*Assignment*: Whenever a line of the data below holds the string "category", copy that line.

+++ Material for this task

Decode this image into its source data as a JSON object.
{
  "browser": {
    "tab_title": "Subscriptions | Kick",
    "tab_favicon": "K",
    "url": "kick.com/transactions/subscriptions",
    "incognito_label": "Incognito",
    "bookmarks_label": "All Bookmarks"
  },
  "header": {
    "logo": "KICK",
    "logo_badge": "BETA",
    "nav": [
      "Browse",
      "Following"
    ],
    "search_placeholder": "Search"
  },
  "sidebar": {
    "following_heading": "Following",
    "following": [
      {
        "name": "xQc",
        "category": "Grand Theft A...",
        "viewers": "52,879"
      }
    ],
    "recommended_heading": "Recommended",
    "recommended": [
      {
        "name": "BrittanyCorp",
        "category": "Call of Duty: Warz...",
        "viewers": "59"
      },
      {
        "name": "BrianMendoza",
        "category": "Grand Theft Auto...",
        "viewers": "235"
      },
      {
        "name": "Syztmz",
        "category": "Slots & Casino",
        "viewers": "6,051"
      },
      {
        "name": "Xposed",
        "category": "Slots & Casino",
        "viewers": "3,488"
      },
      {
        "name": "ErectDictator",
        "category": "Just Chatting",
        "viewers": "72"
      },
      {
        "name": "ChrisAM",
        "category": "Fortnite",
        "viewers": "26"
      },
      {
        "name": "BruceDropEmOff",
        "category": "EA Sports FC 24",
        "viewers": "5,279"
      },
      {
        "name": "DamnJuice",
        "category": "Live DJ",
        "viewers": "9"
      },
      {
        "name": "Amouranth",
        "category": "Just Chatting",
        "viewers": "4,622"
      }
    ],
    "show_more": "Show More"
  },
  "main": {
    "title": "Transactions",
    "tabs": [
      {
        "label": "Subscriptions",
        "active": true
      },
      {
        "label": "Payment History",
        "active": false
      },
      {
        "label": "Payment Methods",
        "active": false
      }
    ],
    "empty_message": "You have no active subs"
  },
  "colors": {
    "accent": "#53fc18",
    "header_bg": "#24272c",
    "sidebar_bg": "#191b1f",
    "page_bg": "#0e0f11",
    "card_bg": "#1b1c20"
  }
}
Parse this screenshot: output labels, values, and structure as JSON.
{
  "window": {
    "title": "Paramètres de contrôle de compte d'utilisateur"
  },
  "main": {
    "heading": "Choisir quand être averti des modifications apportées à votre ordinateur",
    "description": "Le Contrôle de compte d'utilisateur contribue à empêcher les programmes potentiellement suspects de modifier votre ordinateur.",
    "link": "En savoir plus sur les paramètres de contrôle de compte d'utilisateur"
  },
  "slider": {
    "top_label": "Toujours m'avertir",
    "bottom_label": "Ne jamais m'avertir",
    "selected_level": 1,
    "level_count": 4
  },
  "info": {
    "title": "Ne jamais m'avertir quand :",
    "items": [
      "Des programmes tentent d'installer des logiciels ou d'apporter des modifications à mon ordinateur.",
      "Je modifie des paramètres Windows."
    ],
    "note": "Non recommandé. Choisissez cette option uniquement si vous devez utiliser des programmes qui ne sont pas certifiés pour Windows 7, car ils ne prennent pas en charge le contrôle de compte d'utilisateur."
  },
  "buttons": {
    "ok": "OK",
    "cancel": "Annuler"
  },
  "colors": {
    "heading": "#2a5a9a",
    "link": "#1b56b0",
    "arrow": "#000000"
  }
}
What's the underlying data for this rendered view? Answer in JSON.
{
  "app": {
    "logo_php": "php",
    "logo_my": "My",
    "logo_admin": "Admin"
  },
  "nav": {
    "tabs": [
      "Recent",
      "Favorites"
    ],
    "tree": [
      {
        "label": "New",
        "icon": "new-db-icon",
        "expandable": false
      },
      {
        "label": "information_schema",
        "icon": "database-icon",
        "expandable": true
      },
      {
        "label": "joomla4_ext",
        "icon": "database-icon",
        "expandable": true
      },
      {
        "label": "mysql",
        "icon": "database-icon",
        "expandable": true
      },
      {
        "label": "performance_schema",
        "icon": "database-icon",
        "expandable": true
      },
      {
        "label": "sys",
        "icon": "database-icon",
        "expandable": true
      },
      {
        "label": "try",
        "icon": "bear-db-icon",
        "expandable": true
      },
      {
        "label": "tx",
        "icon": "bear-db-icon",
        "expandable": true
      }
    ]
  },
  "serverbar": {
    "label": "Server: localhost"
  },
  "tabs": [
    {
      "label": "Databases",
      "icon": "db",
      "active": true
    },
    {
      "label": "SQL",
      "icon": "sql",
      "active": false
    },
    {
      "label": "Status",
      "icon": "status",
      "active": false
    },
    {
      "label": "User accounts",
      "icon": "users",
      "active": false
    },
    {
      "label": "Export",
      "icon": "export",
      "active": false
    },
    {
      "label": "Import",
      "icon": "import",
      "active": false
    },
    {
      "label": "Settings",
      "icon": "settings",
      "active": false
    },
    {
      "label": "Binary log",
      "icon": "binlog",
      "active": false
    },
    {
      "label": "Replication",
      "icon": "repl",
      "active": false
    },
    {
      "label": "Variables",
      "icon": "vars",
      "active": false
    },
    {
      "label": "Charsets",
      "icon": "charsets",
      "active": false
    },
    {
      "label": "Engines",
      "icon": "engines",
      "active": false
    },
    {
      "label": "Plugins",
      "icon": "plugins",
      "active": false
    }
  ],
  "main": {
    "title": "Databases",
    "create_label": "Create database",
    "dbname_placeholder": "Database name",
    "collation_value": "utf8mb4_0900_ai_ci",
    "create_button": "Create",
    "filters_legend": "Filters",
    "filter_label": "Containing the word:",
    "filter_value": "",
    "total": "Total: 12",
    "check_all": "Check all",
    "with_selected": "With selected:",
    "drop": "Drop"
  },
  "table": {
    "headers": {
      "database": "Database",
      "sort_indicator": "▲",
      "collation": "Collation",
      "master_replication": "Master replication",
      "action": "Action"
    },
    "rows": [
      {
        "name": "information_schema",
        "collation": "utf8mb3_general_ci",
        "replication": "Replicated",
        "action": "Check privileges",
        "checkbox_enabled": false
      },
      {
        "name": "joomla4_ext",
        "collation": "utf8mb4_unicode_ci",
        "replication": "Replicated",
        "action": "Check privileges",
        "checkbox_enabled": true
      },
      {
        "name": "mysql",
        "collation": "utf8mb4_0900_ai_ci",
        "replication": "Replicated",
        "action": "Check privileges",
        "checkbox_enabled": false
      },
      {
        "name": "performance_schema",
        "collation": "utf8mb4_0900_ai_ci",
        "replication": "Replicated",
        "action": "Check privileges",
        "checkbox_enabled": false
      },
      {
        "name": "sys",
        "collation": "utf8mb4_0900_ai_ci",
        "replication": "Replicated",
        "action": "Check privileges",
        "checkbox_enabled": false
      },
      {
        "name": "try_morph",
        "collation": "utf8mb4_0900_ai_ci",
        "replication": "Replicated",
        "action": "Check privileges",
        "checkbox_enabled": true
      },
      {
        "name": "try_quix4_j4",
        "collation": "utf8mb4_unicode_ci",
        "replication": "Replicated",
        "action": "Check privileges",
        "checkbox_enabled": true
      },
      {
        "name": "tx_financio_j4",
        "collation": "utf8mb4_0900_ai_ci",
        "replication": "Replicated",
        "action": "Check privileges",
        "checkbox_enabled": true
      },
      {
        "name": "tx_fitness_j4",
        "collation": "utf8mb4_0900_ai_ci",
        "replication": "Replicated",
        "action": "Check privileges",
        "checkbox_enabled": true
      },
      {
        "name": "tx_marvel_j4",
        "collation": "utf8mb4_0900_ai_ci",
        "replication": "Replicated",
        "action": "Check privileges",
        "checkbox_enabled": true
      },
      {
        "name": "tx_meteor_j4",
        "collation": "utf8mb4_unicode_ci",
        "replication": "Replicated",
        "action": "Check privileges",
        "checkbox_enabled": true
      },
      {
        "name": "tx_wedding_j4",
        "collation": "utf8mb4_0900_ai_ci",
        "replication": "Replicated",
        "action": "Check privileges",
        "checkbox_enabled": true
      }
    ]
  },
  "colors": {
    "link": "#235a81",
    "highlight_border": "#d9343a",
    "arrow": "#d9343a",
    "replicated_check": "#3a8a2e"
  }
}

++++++

*Written answer*:
        "category": "Grand Theft A...",
        "category": "Call of Duty: Warz...",
        "category": "Grand Theft Auto...",
        "category": "Slots & Casino",
        "category": "Slots & Casino",
        "category": "Just Chatting",
        "category": "Fortnite",
        "category": "EA Sports FC 24",
        "category": "Live DJ",
        "category": "Just Chatting",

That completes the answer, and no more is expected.